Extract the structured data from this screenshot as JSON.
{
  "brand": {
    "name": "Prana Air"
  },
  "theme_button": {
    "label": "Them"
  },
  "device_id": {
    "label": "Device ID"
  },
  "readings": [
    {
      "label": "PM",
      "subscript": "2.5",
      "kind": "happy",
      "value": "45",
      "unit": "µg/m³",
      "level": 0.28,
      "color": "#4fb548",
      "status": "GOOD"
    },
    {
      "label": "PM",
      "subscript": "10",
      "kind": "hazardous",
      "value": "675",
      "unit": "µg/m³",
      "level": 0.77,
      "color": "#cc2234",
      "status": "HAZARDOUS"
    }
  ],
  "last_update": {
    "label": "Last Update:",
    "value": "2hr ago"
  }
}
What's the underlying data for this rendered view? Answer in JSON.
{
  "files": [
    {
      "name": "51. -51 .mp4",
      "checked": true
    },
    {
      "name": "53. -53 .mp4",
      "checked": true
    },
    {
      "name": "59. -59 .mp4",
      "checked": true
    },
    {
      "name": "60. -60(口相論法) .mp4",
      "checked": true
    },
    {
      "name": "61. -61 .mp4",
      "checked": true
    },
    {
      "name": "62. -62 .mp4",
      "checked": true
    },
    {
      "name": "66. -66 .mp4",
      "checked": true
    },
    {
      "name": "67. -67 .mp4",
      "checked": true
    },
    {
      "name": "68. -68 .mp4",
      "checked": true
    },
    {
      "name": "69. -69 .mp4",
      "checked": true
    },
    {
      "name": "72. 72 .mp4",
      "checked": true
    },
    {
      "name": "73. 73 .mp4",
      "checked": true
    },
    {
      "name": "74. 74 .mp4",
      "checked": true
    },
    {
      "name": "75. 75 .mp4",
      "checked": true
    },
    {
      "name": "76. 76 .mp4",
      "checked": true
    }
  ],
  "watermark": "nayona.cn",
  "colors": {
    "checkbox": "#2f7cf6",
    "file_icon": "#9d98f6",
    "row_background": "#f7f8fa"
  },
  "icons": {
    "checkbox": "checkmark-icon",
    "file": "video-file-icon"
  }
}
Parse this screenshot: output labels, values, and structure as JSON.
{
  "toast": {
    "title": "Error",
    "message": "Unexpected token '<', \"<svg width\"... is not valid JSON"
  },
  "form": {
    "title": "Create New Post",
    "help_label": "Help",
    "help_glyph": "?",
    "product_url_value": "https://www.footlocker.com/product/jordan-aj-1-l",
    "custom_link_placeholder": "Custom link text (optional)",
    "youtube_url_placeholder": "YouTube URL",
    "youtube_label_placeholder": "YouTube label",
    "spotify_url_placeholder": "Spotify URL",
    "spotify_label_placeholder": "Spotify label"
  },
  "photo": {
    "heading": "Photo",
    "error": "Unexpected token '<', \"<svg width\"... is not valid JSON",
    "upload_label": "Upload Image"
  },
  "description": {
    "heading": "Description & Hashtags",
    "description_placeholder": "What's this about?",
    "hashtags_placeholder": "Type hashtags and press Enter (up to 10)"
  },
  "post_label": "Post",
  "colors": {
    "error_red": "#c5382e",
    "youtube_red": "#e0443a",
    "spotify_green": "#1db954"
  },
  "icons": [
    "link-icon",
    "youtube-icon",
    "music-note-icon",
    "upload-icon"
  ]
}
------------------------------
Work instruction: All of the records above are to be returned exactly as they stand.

Answer space:
Extract the structured data from this screenshot as JSON.
{
  "brand": {
    "name": "Prana Air"
  },
  "theme_button": {
    "label": "Them"
  },
  "device_id": {
    "label": "Device ID"
  },
  "readings": [
    {
      "label": "PM",
      "subscript": "2.5",
      "kind": "happy",
      "value": "45",
      "unit": "µg/m³",
      "level": 0.28,
      "color": "#4fb548",
      "status": "GOOD"
    },
    {
      "label": "PM",
      "subscript": "10",
      "kind": "hazardous",
      "value": "675",
      "unit": "µg/m³",
      "level": 0.77,
      "color": "#cc2234",
      "status": "HAZARDOUS"
    }
  ],
  "last_update": {
    "label": "Last Update:",
    "value": "2hr ago"
  }
}
What's the underlying data for this rendered view? Answer in JSON.
{
  "files": [
    {
      "name": "51. -51 .mp4",
      "checked": true
    },
    {
      "name": "53. -53 .mp4",
      "checked": true
    },
    {
      "name": "59. -59 .mp4",
      "checked": true
    },
    {
      "name": "60. -60(口相論法) .mp4",
      "checked": true
    },
    {
      "name": "61. -61 .mp4",
      "checked": true
    },
    {
      "name": "62. -62 .mp4",
      "checked": true
    },
    {
      "name": "66. -66 .mp4",
      "checked": true
    },
    {
      "name": "67. -67 .mp4",
      "checked": true
    },
    {
      "name": "68. -68 .mp4",
      "checked": true
    },
    {
      "name": "69. -69 .mp4",
      "checked": true
    },
    {
      "name": "72. 72 .mp4",
      "checked": true
    },
    {
      "name": "73. 73 .mp4",
      "checked": true
    },
    {
      "name": "74. 74 .mp4",
      "checked": true
    },
    {
      "name": "75. 75 .mp4",
      "checked": true
    },
    {
      "name": "76. 76 .mp4",
      "checked": true
    }
  ],
  "watermark": "nayona.cn",
  "colors": {
    "checkbox": "#2f7cf6",
    "file_icon": "#9d98f6",
    "row_background": "#f7f8fa"
  },
  "icons": {
    "checkbox": "checkmark-icon",
    "file": "video-file-icon"
  }
}
Parse this screenshot: output labels, values, and structure as JSON.
{
  "toast": {
    "title": "Error",
    "message": "Unexpected token '<', \"<svg width\"... is not valid JSON"
  },
  "form": {
    "title": "Create New Post",
    "help_label": "Help",
    "help_glyph": "?",
    "product_url_value": "https://www.footlocker.com/product/jordan-aj-1-l",
    "custom_link_placeholder": "Custom link text (optional)",
    "youtube_url_placeholder": "YouTube URL",
    "youtube_label_placeholder": "YouTube label",
    "spotify_url_placeholder": "Spotify URL",
    "spotify_label_placeholder": "Spotify label"
  },
  "photo": {
    "heading": "Photo",
    "error": "Unexpected token '<', \"<svg width\"... is not valid JSON",
    "upload_label": "Upload Image"
  },
  "description": {
    "heading": "Description & Hashtags",
    "description_placeholder": "What's this about?",
    "hashtags_placeholder": "Type hashtags and press Enter (up to 10)"
  },
  "post_label": "Post",
  "colors": {
    "error_red": "#c5382e",
    "youtube_red": "#e0443a",
    "spotify_green": "#1db954"
  },
  "icons": [
    "link-icon",
    "youtube-icon",
    "music-note-icon",
    "upload-icon"
  ]
}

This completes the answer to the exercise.